This article follows on an earlier article on the Opportunity Cost of Digital Inaction (https://itsupplychain.com/the-digital-imperative-the-opportunity-cost-of-digital-inaction/). The article makes reference to six digital megatrends. This article expands on the first megatrend: Automation.
Let’s embrace Automation: Automation adds value
There are three key points to be made regarding Automation:
- Automation delivers value
- Automation continues to grow enabled by Digital Platforms
- Automation is being embraced by your competitors
In spite of all the compelling benefits of Automation, there is unfounded fear. By now, you may been exposed to publications on Automation forecasting AI doom and gloom. In some extreme cases, the message is AI Automation will lead to significant underutilization of human capital / unemployment and a collapse of the economy. In reality, Automation increases the need for training prompting the labor force to focus on more value added products and services. Research proves Automation enables and prompts society to create new products and services that drive economic growth enabled by new technology.
Automation improves efficiency
Automation improves efficiency of processes. It enables you to get things done (effectiveness) and do more with less (efficiency). However, we should qualify this statement. There is a tipping point at which poorly planned automation delivers diminishing returns.
Visualize Automation as a simple 2 dimensional spectrum. In Chart 1 below, we have Point A representing labor intensive manual processes. These manual and repetitive tasks rely on relatively simple business rules. An example is the manual three way matching of a vendor invoice with the Purchase Order and the Goods Receipt documents. At the other end of the spectrum, we have Point B representing complex processes involving intuitive decision making driven by subjective assessment of risk. An example is the one involving creation and/or design of sophisticated Promotional Campaigns based on real time competitive pressure insights provided by customer order flow analytics or macroeconomic trends.
The challenge is identifying the optimal level of automation for your business. This challenge is typically addressed with a Digital Roadmap.
Manual Processes are ripe for full automation
Manual processes are slow, inefficient, and costly. Digitalized processes will eventually replace all manual processes. Any process that requires a human to review, analyze, reconcile, and make corrections requires longer duration and effort relative to digital solutions. Depending on your industry, delayed deployment of digital solutions may lead to a slow, but steady margin erosion. This trend is driven by aggressive competitors who undermine you with lower prices enabled by a lower cost structure.
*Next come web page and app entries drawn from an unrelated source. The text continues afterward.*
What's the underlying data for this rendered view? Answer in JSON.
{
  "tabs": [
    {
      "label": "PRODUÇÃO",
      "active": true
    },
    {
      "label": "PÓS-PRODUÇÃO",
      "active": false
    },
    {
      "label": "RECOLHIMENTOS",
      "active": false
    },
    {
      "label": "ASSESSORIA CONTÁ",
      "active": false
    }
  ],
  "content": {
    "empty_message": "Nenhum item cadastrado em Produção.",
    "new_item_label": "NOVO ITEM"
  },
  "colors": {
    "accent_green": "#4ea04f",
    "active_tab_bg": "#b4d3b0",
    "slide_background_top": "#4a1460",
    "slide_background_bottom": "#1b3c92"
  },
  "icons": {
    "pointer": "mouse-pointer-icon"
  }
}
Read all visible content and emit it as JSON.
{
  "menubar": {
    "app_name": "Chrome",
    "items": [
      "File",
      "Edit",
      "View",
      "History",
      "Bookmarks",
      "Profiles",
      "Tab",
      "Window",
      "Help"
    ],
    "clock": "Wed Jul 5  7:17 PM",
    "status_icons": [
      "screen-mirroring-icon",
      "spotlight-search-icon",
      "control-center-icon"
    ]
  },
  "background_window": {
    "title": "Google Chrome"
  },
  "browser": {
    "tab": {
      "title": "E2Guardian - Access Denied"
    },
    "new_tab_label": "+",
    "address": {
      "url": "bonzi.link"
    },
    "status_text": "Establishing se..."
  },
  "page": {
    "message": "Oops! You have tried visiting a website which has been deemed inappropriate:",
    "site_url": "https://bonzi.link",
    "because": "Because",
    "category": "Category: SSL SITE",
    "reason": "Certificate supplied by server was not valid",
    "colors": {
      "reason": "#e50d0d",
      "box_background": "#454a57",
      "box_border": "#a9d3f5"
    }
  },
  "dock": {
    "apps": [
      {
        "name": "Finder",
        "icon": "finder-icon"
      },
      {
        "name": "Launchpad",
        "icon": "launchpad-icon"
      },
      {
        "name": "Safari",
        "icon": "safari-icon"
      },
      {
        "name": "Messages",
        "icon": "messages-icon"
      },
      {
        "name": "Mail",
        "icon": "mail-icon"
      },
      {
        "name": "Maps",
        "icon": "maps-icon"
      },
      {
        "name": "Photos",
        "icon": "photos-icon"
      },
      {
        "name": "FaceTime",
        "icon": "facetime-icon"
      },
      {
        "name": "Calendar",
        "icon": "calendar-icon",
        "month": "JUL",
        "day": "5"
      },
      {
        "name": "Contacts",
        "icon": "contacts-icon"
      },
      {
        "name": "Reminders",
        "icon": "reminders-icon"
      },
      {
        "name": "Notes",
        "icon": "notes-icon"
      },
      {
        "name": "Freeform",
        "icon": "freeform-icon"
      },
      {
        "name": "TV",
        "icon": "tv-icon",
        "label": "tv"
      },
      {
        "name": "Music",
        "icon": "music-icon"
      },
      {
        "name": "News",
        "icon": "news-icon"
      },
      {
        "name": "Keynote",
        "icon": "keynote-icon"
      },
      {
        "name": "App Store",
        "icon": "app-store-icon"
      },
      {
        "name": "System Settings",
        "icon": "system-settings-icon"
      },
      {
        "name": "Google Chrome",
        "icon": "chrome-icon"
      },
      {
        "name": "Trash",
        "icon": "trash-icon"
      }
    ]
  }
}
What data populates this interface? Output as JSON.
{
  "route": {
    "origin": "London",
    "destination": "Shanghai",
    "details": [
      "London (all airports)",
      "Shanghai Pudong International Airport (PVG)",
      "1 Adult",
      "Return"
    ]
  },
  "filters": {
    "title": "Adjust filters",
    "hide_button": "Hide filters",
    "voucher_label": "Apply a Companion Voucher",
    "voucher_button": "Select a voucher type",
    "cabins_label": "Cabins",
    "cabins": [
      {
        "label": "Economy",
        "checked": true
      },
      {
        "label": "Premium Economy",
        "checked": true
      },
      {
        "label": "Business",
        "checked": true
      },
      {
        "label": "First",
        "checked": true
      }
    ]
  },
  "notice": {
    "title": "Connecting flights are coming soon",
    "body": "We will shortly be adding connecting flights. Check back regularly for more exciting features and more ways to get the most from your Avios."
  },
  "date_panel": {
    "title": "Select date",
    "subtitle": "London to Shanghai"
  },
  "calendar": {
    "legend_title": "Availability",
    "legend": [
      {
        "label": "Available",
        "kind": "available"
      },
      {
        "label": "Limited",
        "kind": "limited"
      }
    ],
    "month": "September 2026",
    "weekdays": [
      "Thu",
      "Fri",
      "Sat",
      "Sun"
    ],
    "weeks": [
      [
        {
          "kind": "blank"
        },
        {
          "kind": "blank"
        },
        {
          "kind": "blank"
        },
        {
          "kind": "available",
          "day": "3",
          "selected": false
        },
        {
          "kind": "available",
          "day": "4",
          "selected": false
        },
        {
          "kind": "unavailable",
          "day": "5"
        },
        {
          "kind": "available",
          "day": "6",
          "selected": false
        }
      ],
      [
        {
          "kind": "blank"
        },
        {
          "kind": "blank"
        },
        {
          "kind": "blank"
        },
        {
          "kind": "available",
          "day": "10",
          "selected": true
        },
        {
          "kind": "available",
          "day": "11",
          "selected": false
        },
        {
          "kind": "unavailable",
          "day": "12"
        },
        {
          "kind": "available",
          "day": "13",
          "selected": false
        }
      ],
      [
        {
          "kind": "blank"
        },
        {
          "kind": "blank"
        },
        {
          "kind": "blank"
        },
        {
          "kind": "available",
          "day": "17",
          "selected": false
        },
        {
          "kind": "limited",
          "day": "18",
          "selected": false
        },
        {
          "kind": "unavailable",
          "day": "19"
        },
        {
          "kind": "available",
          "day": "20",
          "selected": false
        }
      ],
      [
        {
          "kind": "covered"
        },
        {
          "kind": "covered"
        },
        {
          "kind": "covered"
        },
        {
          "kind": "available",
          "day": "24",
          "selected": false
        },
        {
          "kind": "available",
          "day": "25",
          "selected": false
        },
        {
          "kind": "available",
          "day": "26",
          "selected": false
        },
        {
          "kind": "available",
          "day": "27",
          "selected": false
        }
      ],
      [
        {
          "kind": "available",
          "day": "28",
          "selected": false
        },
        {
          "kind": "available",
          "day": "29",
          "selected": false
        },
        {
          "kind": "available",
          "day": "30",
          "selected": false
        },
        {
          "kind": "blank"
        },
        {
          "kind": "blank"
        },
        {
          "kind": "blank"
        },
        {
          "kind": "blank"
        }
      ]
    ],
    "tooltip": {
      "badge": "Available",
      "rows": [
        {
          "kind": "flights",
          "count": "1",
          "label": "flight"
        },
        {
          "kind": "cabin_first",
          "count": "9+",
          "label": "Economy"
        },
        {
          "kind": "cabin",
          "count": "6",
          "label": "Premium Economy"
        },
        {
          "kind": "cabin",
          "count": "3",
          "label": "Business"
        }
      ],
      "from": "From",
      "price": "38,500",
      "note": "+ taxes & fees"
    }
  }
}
The opportunity cost of highly manual processes is twofold. Highly manual processes are slower at responding to business needs. If the business need is time sensitive (slow order confirmations, for example), this can easily translate into a competitive disadvantage. If you couple inefficiencies due to human errors with lengthy, and often uninformed, decision cycles, then your business as a whole is inefficient and places the company at competitive disadvantage.
How to identify Automation Use Cases
In the Table 1 below, we cover three different Use Cases Categories.
Category A covers highly repetitive, labor intensive tasks that represent low hanging fruit to the business. The return on investment tends to be very high, with short paybacks.
Category B focuses on semi-manual tasks that may be candidates for automation upon careful analysis.
Category C deals with highly complex tasks that require a high degree of sophistication. Advanced Artificial Intelligence (AI) is typically considered for this Use Case Category.
Table 1 – Automation Use Case Categories
Guidelines that facilitate Automation
A significant amount of Automation is driven by distinct and well documented Business Rules.
Automation can be facilitated based on the guidelines provided below:
- Guideline 1: Repetitive tasks have the highest potential for automation.
- Guideline 2: Non-repetitive tasks are automatable if business rules are well defined and exceptions are within an acceptable tolerance range.
- Guideline 3: Use Advanced AI selectively. One pragmatic way to bring state of the art AI engines into complex decision making is providing insightful recommendations subject to approval by leadership. In this scenario, AI is now one of many tools that support complex CXO decisions involving strategic direction and/or tactical maneuvers.
- Guideline 4: Don’t become mesmerized by AI. The promise of 100% AI Automation is a theoretical construct. This is because of the variability of input factors/ variables make it very challenging. Investing blindly on AI engines to drive the business towards 100 % Automation is theoretically possible; but, only once a solid track record of flawless execution is achieved.
- Guideline 5: Complex decisions that require subjectivity, consensus building, and political compromise may not be good candidates for automation.
Summary and Conclusions
Research proves Automation enabled by a Digital Core drives high ROI, high Customer Satisfaction, and high Operational Excellence.
Representative results by Use Case are listed below provided by the Value Engineering team at SAP.
Regardless of whether the enabler is a Digital Platform (e.g., S/4HANA) and/or Digital application add-ons (e.g., Ignio), it is in our best interest to explore options and design a Digital Transformation Roadmap that will support your strategic initiatives.
Lastly, Automation is an essential of an overall Digital Business Transformation. For further insights on how Digital Platforms are using automation to eliminate constraints and drive customer delight, please consider this excellent article: The Next Big Thing: ERP4.0 (Ecosystem Resource Planning)?